Kickstarter-funded releases have been DMP's game as of late. The only non-KS funded releases have been under their Juné yaoi brand. Most of these get pushed back from their initial release date by months, and it's gotten to the point that the only way to get the new releases is to buy it off Akadot. I got so tired of waiting for Amazon to get them in stock (and DMP claims that they sent Amazon an allotment), that I don't even bother to pre-order it anymore. Their recent release of Even So, I Will Love You Tenderly finally shipped from Amazon this week; I purchased the copy off Akadot over 2 months ago.
With Kickstarter, you rarely receive a comparable amount of goods for what you've paid. I've been burned by a lot of campaigns, most of which were being run by AwesomeJapan. I agree that the Madoka figure is overpriced, but then again, that's Kickstarter for you.
Ah, so, I have an update.usamimi wrote:With the Funi missing sketches, I can at least imagine it was one or two jerks who decided they wanted to take em & ruined it for everyone.
After three weeks of being ignored via e-mail and Twitter, I thought, for S&Gs, to tag Make-A-Wish on the most recent tweet. That seemed to light a fire under someone's rump, and I received the yearly thank you call from MAW for my earlier charity auction purchase. After I personally spoke with a representative at MAW, they contacted SakuraCon, who in turn, after e-mailing them a second time, responded. They were very upset that I had exposed the 'disappearance' to Make-A-Wish and went so far as to claim that they didn't receive the artwork until the day after the convention. Considering that Yamada tweeted the picture of the sketches around 2:30p Sunday, while the charity auction was still ongoing, this makes me not give their story much credence. I was given some sappy song-and-dance about how hard it is to run a convention, how they don't check their Twitter feed and how volunteers handle the e-mail, but that still doesn't explain why a cursory "We're forwarding this to the proper department" response was not provided in the three weeks since I initially sent them an e-mail. Although I offered to buy the artwork at a (likely) higher price than it would have fetched at auction to make things right and so that the funds could help children this year, they refused to sell it to me, citing some vague policy of not being able to sell it to a private party. So, I sent them a short response, thanking them for their time and that I would look forward to bidding on them next year.

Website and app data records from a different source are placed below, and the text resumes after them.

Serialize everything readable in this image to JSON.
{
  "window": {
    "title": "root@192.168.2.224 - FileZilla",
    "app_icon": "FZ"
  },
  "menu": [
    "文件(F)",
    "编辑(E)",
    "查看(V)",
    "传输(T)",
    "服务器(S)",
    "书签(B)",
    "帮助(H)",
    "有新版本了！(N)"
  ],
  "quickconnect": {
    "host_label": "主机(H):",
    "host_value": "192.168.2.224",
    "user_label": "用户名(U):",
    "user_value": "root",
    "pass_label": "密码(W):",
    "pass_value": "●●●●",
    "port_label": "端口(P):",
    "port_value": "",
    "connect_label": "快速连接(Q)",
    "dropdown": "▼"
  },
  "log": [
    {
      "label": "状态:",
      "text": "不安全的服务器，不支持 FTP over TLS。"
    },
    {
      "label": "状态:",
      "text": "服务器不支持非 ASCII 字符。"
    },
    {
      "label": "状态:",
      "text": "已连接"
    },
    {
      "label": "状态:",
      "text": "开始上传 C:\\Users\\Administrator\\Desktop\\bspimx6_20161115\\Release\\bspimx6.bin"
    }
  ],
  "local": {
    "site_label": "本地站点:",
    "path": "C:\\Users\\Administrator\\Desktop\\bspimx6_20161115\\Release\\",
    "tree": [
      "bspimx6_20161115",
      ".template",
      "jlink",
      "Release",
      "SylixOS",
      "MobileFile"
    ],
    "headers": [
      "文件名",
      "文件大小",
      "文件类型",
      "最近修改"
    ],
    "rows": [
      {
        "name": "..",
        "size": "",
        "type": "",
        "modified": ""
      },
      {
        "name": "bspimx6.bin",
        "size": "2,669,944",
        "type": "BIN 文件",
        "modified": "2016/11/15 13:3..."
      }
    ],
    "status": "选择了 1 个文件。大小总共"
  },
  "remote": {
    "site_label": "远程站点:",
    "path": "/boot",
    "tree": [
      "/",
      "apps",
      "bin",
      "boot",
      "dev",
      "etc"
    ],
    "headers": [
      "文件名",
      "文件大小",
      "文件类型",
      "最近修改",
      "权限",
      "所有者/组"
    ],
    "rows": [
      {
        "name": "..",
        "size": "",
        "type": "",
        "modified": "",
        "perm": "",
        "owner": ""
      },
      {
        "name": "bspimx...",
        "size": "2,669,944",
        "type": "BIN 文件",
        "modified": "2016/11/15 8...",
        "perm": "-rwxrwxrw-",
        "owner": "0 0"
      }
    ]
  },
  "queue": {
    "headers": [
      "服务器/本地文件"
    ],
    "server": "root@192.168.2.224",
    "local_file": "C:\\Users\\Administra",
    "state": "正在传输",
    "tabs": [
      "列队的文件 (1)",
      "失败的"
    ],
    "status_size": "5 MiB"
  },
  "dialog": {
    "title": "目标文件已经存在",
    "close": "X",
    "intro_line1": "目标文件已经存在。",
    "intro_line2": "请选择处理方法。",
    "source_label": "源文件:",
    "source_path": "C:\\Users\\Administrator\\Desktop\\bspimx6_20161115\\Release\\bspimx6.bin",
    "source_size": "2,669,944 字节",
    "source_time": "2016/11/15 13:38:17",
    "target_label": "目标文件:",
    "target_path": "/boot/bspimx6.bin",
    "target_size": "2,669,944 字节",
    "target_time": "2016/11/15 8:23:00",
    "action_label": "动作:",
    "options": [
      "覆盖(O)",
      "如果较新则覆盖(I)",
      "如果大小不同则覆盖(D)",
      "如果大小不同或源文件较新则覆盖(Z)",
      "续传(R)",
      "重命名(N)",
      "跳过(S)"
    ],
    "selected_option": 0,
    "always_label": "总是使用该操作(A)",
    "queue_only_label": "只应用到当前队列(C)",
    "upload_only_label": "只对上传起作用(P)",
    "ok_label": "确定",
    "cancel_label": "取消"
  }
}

TBH, it still sounds shady. I received a very angry e-mail, not the e-mail that someone who was genuinely concerned about the disappearance should have received. My guess is that I exposed an often practiced and kept hush-hush practice of conventions taking artwork slated to be sold for charity but instead will end up on the office glory wall. Either way, this has hopefully been resolved, and I'll see them for sale next year.